The most memorable moment of the film has to be the scene with Georgia, the five years old daughter of Harding’s older sister Gemma, who wore a large white front wrap shirt on a swing and introduce herself while looking at the camera –“My name is Georgia and I live in St. Albans and my uncle has a job makes clothes and I miss school a lot.”
“I am most looking forward to life as normal again experiencing all the joys of being alive,” Nancy Palmer said at the end.
“I am in awe of their visions, creativity, optimism and the resilience they have shown throughout these difficult circumstances,” Lulu Kennedy, the founder of Fashion East, said to mark the 20th anniversary of the non-profit’s support for young talents in the last two decades, with a list of alumni names like Kim Jones, Grace Wales Bonner, Simone Rocha, and JW Anderson.
Maximilian Davis, Nensi Dojaka, Saul Nash, and Goomheo are the four young talents featured in this season’s chosen talent whose collections are filmed into a narrative that showcases their newest work.
The Trinidad born Maximilian Davis said his grandmother and his Trinidad roots are guiding posts for his first collection “using tailoring and elegant clothing to build upon a strong figure’ that includes white fitted suits and blue and black sliced and cut out ribbons dresses. The white and blue two strips front vest-jacket worn with matching high slit skirt seemed a bit odd. Davis’s strength in the future maybe with menswear and not womenswear.
The self-taught dancer and choreographer Saul Nash makes clothes that are technical garments specifically cut to facilitate easy movements.
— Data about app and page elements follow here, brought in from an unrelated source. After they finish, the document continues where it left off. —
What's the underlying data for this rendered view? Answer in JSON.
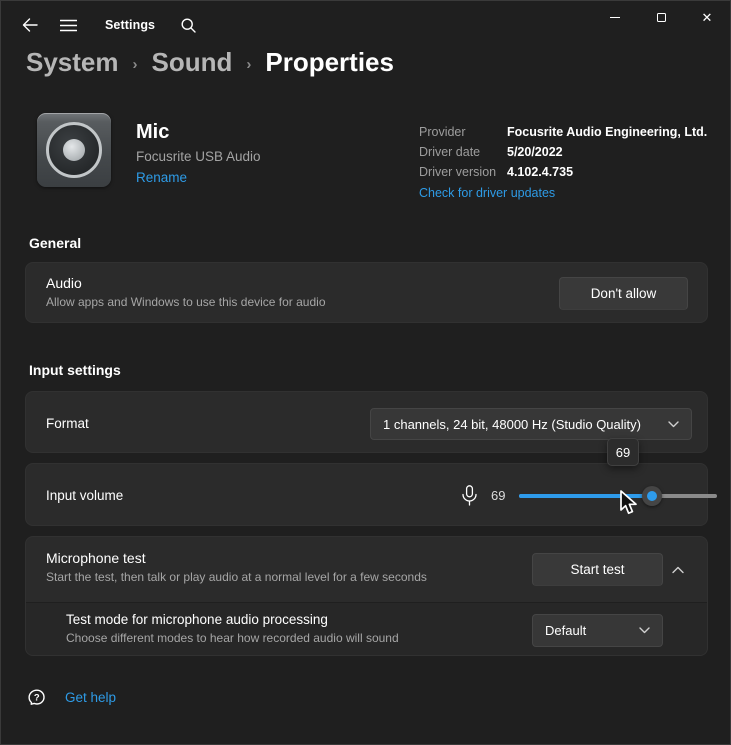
{
  "colors": {
    "accent": "#2e9beb",
    "link": "#2e9be6",
    "page_bg": "#1f1f1f",
    "card_bg": "#2b2b2b"
  },
  "titlebar": {
    "app_label": "Settings"
  },
  "breadcrumb": {
    "level1": "System",
    "level2": "Sound",
    "level3": "Properties",
    "separator": "›"
  },
  "device": {
    "name": "Mic",
    "subtitle": "Focusrite USB Audio",
    "rename_label": "Rename"
  },
  "driver_info": {
    "rows": [
      {
        "label": "Provider",
        "value": "Focusrite Audio Engineering, Ltd."
      },
      {
        "label": "Driver date",
        "value": "5/20/2022"
      },
      {
        "label": "Driver version",
        "value": "4.102.4.735"
      }
    ],
    "update_link": "Check for driver updates"
  },
  "general": {
    "section_title": "General",
    "audio": {
      "title": "Audio",
      "description": "Allow apps and Windows to use this device for audio",
      "button_label": "Don't allow"
    }
  },
  "input_settings": {
    "section_title": "Input settings",
    "format": {
      "label": "Format",
      "value": "1 channels, 24 bit, 48000 Hz (Studio Quality)"
    },
    "input_volume": {
      "label": "Input volume",
      "value": "69",
      "tooltip": "69",
      "percent": 67
    },
    "microphone_test": {
      "title": "Microphone test",
      "description": "Start the test, then talk or play audio at a normal level for a few seconds",
      "button_label": "Start test",
      "test_mode": {
        "title": "Test mode for microphone audio processing",
        "description": "Choose different modes to hear how recorded audio will sound",
        "value": "Default"
      }
    }
  },
  "footer": {
    "get_help_label": "Get help"
  }
}
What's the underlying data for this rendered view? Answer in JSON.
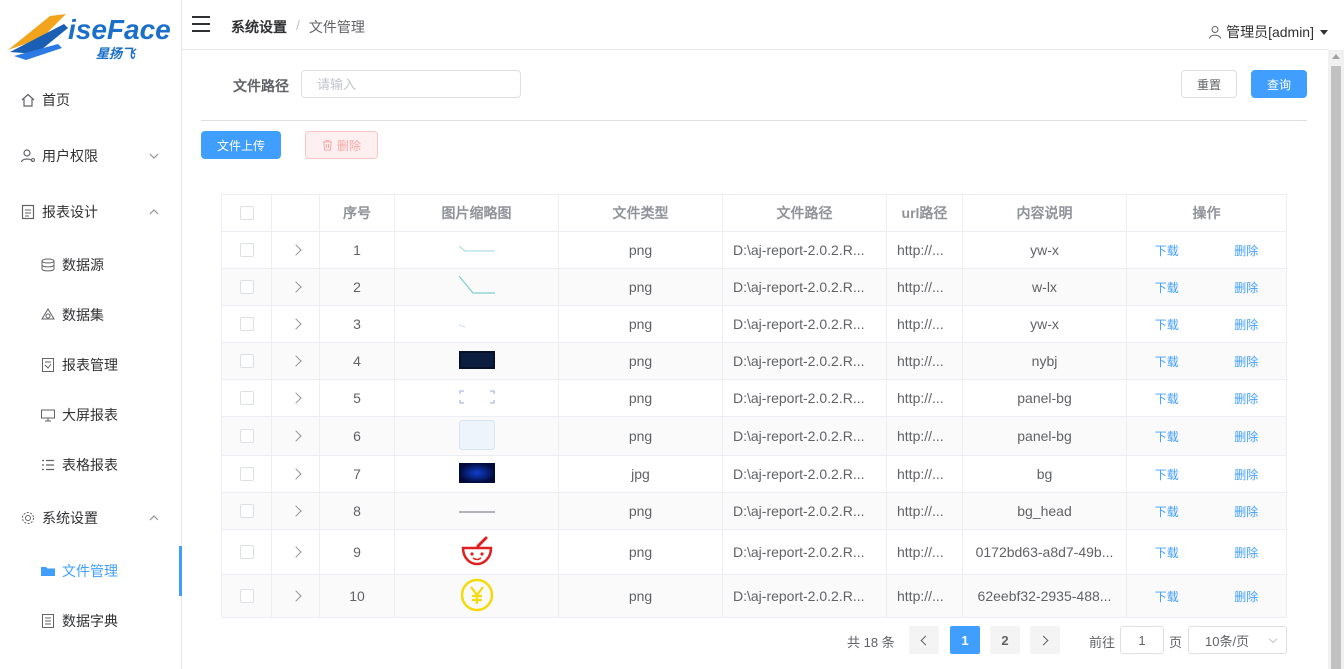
{
  "logo": {
    "brand_en": "iseFace",
    "brand_cn": "星扬飞"
  },
  "header": {
    "breadcrumb": [
      "系统设置",
      "文件管理"
    ],
    "user": "管理员[admin]"
  },
  "sidebar": {
    "items": [
      {
        "label": "首页",
        "icon": "home-icon",
        "level": "top"
      },
      {
        "label": "用户权限",
        "icon": "user-icon",
        "level": "top",
        "arrow": "down"
      },
      {
        "label": "报表设计",
        "icon": "report-icon",
        "level": "top",
        "arrow": "up"
      },
      {
        "label": "数据源",
        "icon": "database-icon",
        "level": "sub"
      },
      {
        "label": "数据集",
        "icon": "dataset-icon",
        "level": "sub"
      },
      {
        "label": "报表管理",
        "icon": "report-manage-icon",
        "level": "sub"
      },
      {
        "label": "大屏报表",
        "icon": "screen-icon",
        "level": "sub"
      },
      {
        "label": "表格报表",
        "icon": "list-icon",
        "level": "sub"
      },
      {
        "label": "系统设置",
        "icon": "settings-icon",
        "level": "top",
        "arrow": "up"
      },
      {
        "label": "文件管理",
        "icon": "folder-icon",
        "level": "sub",
        "active": true
      },
      {
        "label": "数据字典",
        "icon": "dictionary-icon",
        "level": "sub"
      }
    ]
  },
  "search": {
    "label": "文件路径",
    "placeholder": "请输入",
    "reset": "重置",
    "query": "查询"
  },
  "toolbar": {
    "upload": "文件上传",
    "delete": "删除"
  },
  "table": {
    "headers": [
      "序号",
      "图片缩略图",
      "文件类型",
      "文件路径",
      "url路径",
      "内容说明",
      "操作"
    ],
    "download_label": "下载",
    "delete_label": "删除",
    "rows": [
      {
        "no": "1",
        "type": "png",
        "path": "D:\\aj-report-2.0.2.R...",
        "url": "http://...",
        "desc": "yw-x",
        "thumb": "line"
      },
      {
        "no": "2",
        "type": "png",
        "path": "D:\\aj-report-2.0.2.R...",
        "url": "http://...",
        "desc": "w-lx",
        "thumb": "line2"
      },
      {
        "no": "3",
        "type": "png",
        "path": "D:\\aj-report-2.0.2.R...",
        "url": "http://...",
        "desc": "yw-x",
        "thumb": "line3"
      },
      {
        "no": "4",
        "type": "png",
        "path": "D:\\aj-report-2.0.2.R...",
        "url": "http://...",
        "desc": "nybj",
        "thumb": "dark"
      },
      {
        "no": "5",
        "type": "png",
        "path": "D:\\aj-report-2.0.2.R...",
        "url": "http://...",
        "desc": "panel-bg",
        "thumb": "frame"
      },
      {
        "no": "6",
        "type": "png",
        "path": "D:\\aj-report-2.0.2.R...",
        "url": "http://...",
        "desc": "panel-bg",
        "thumb": "panel"
      },
      {
        "no": "7",
        "type": "jpg",
        "path": "D:\\aj-report-2.0.2.R...",
        "url": "http://...",
        "desc": "bg",
        "thumb": "blue"
      },
      {
        "no": "8",
        "type": "png",
        "path": "D:\\aj-report-2.0.2.R...",
        "url": "http://...",
        "desc": "bg_head",
        "thumb": "head"
      },
      {
        "no": "9",
        "type": "png",
        "path": "D:\\aj-report-2.0.2.R...",
        "url": "http://...",
        "desc": "0172bd63-a8d7-49b...",
        "thumb": "mortar"
      },
      {
        "no": "10",
        "type": "png",
        "path": "D:\\aj-report-2.0.2.R...",
        "url": "http://...",
        "desc": "62eebf32-2935-488...",
        "thumb": "yen"
      }
    ]
  },
  "pagination": {
    "total": "共 18 条",
    "pages": [
      "1",
      "2"
    ],
    "current": "1",
    "goto_label": "前往",
    "goto_value": "1",
    "page_suffix": "页",
    "page_size": "10条/页"
  },
  "colors": {
    "primary": "#409eff",
    "danger_light": "#fef0f0",
    "yen": "#f5d90a",
    "mortar": "#e02020"
  }
}
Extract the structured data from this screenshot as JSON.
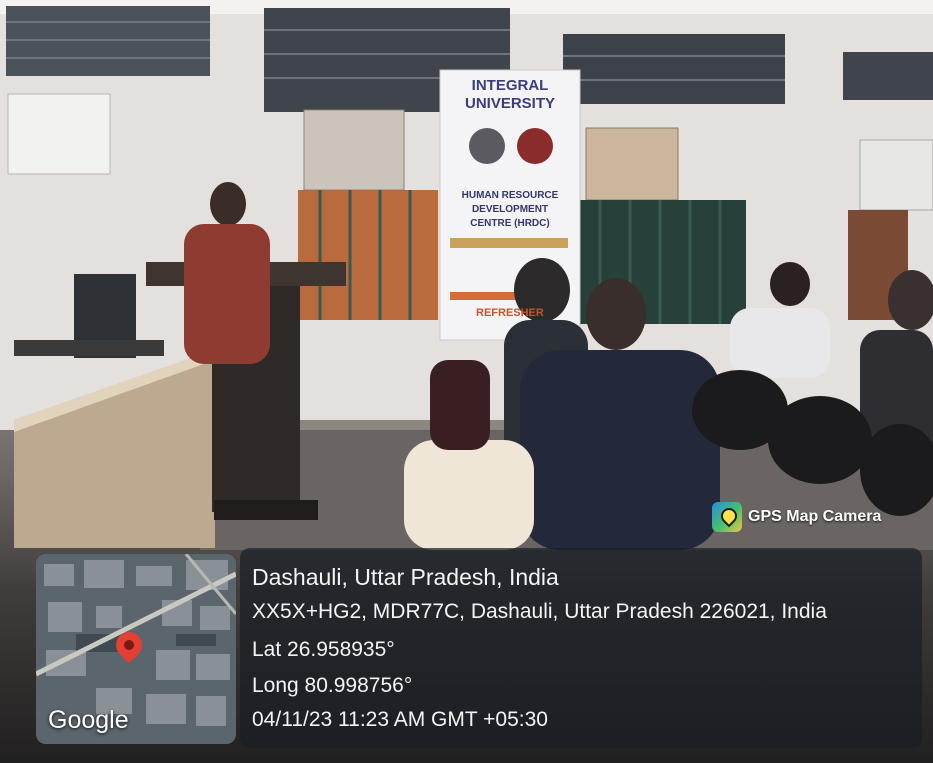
{
  "photo": {
    "banner": {
      "line1": "INTEGRAL",
      "line2": "UNIVERSITY",
      "line3": "HUMAN RESOURCE",
      "line4": "DEVELOPMENT",
      "line5": "CENTRE (HRDC)",
      "line6": "REFRESHER"
    }
  },
  "badge": {
    "icon": "gps-pin-icon",
    "label": "GPS Map Camera"
  },
  "map": {
    "provider": "Google",
    "pin_color": "#e33f35"
  },
  "location": {
    "place": "Dashauli, Uttar Pradesh, India",
    "address": "XX5X+HG2, MDR77C, Dashauli, Uttar Pradesh 226021, India",
    "lat": "Lat 26.958935°",
    "long": "Long 80.998756°",
    "timestamp": "04/11/23 11:23 AM GMT +05:30"
  }
}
His troupe of dancers performed a routine on a hillside overlooking the ocean wearing a nylon purple tracksuit,
Ice blue nylon tank and shorts, a black nylon strips tank and black pants, a white nylon anorak and a great hooded sweatshirt both with side zippers that open on the side, Nash’s clothes link performance and fashion in a new very modern way with a devoted sense of community.
The Albanian Nensi Dojaka, a 2019 Central Saint Martin MA graduate, launched her collection in 2017 after her BA show at the London College of Fashion. Dojaka’s very fitted cuts using layers of stretch mesh and sheer fabrics with a lingerie construction as dresses with misplaced lines and seams with one layer of fabrics over another to create a double visual effect between covering up and exposing the body. The all-black collection she showed in the film continues this ethos – stretch black short dress with multiple straps and semi-sheer shirt-dress with bra and a micro skirt.
The South Korean designer Goom Heo likes how real people dress in her hometown of Seoul, something she rarely notices until after he had moved back from studying in London. Her keen observations of street style worn by ordinary people, not fashion folks informed his off-kilter sportswear template with her uses of the shaping of stretch fabrics. The films showed several of Goomheo’s creations – colorful patchwork pants, fringed tee-shirt, and zippered tops, fuschia ruched long sleeve cape top, and a yellow tee-shirt with layered long pants. Heo’s clothes are inventive, experimental; and daring and at this early stage in her fashion career, they should remain so.
These are four designers with different acumens for very personal views of fashion. Let’s hope they can refine their visions and learn from whatever mistakes or difficult circumstances coming their way as they embark further and deeper into this journey that is fashion.